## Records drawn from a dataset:
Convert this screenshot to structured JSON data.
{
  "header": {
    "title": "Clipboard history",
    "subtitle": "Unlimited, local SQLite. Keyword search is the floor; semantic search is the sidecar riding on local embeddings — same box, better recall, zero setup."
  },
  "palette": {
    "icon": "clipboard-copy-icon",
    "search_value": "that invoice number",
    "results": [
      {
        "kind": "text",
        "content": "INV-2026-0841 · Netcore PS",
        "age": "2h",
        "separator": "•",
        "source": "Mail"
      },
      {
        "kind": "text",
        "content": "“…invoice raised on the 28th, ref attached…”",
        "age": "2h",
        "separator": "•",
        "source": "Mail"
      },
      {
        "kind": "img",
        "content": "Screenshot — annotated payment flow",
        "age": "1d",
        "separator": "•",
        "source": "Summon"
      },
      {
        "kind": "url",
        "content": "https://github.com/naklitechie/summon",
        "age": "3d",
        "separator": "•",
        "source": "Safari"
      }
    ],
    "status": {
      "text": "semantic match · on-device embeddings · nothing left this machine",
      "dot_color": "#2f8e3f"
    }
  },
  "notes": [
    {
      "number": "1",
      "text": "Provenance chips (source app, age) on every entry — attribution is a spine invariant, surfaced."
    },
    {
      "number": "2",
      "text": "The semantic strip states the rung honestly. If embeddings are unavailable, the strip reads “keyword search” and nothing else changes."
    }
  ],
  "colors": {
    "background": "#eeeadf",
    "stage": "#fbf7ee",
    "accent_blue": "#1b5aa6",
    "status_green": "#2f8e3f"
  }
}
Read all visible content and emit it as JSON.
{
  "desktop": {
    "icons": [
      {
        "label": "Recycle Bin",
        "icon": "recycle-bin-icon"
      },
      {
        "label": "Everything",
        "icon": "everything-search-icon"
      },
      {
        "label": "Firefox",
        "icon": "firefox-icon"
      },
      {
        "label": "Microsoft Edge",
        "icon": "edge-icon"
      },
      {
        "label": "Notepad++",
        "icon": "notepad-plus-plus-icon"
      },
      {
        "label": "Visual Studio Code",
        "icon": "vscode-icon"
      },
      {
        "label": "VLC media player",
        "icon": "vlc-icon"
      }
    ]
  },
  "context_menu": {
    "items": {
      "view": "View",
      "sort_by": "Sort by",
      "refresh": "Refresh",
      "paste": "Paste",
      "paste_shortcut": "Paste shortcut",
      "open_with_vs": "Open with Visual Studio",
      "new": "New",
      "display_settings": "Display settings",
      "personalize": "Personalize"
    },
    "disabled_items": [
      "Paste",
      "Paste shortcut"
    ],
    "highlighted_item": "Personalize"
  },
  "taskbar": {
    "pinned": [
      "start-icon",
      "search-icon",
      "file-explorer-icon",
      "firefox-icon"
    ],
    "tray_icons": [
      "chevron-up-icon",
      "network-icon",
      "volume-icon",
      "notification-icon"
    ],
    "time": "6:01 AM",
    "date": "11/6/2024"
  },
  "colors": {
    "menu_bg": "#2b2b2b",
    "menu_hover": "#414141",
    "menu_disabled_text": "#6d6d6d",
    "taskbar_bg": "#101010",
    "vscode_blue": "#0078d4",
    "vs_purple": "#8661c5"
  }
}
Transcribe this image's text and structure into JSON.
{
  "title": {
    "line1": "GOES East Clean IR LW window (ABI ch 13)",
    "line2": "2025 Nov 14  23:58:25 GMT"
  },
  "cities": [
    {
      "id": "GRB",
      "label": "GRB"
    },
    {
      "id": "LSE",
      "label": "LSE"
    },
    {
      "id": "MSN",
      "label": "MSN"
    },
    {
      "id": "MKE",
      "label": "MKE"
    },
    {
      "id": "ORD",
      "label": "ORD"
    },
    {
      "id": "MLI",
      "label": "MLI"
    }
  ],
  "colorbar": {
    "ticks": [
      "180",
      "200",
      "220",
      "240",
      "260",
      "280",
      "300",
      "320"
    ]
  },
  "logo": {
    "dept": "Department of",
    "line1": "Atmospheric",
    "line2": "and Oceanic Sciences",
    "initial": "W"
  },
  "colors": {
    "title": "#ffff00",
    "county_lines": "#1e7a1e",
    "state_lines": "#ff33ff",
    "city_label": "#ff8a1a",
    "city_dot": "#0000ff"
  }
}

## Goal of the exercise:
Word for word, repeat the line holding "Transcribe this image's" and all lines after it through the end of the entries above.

## Reply:
Transcribe this image's text and structure into JSON.
{
  "title": {
    "line1": "GOES East Clean IR LW window (ABI ch 13)",
    "line2": "2025 Nov 14  23:58:25 GMT"
  },
  "cities": [
    {
      "id": "GRB",
      "label": "GRB"
    },
    {
      "id": "LSE",
      "label": "LSE"
    },
    {
      "id": "MSN",
      "label": "MSN"
    },
    {
      "id": "MKE",
      "label": "MKE"
    },
    {
      "id": "ORD",
      "label": "ORD"
    },
    {
      "id": "MLI",
      "label": "MLI"
    }
  ],
  "colorbar": {
    "ticks": [
      "180",
      "200",
      "220",
      "240",
      "260",
      "280",
      "300",
      "320"
    ]
  },
  "logo": {
    "dept": "Department of",
    "line1": "Atmospheric",
    "line2": "and Oceanic Sciences",
    "initial": "W"
  },
  "colors": {
    "title": "#ffff00",
    "county_lines": "#1e7a1e",
    "state_lines": "#ff33ff",
    "city_label": "#ff8a1a",
    "city_dot": "#0000ff"
  }
}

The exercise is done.